Sharpton told his rally it was important to keep King's dream alive and that despite progress more needs to be done. "Don't mistake progress for arrival," he said.
He poked fun at the Beck-organized rally, saying some participants were the same ones who used to call civil rights leaders troublemakers. "The folks who used to criticize us for marching are trying to have a march themselves," he said. He urged his group to be peaceful and not confrontational. "If people start heckling, smile at them," Sharpton said.
Eleanor Holmes Norton, the District of Columbia's delegate to Congress, said she remembers being at King's march on Washington in 1963. "Glenn Beck's march will change nothing. But you can't blame Glenn Beck for his March-on-Washington envy," she said.
Beck has said he did not intend to choose the King anniversary for his rally but had since decided it was "divine providence." He portrayed King as an American hero.

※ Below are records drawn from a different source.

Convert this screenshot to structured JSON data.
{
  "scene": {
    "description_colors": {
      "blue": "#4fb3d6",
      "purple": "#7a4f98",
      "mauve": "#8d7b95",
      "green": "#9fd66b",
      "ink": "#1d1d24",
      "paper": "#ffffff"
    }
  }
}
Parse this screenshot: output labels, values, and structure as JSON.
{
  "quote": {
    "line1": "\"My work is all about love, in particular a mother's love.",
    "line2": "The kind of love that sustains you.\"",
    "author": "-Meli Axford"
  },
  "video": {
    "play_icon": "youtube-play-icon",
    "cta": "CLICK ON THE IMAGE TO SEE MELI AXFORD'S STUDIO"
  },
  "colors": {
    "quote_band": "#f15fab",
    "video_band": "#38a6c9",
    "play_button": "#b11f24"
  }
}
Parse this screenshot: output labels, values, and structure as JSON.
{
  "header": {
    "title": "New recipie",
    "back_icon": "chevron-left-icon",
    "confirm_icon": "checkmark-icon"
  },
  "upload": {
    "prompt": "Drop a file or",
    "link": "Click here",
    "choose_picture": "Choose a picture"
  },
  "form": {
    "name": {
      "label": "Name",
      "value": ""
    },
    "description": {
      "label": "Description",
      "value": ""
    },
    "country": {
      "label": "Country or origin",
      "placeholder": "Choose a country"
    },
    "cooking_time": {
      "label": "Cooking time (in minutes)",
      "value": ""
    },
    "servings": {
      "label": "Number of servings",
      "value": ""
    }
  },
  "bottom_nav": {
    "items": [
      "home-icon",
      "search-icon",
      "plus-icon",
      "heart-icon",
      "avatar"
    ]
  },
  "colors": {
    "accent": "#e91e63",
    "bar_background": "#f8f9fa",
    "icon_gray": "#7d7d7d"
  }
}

Sharpton and other critics have noted that, while Beck has long sprouted anti-government themes, King's famous march included an appeal to the federal government to do more to protect Americans' civil rights.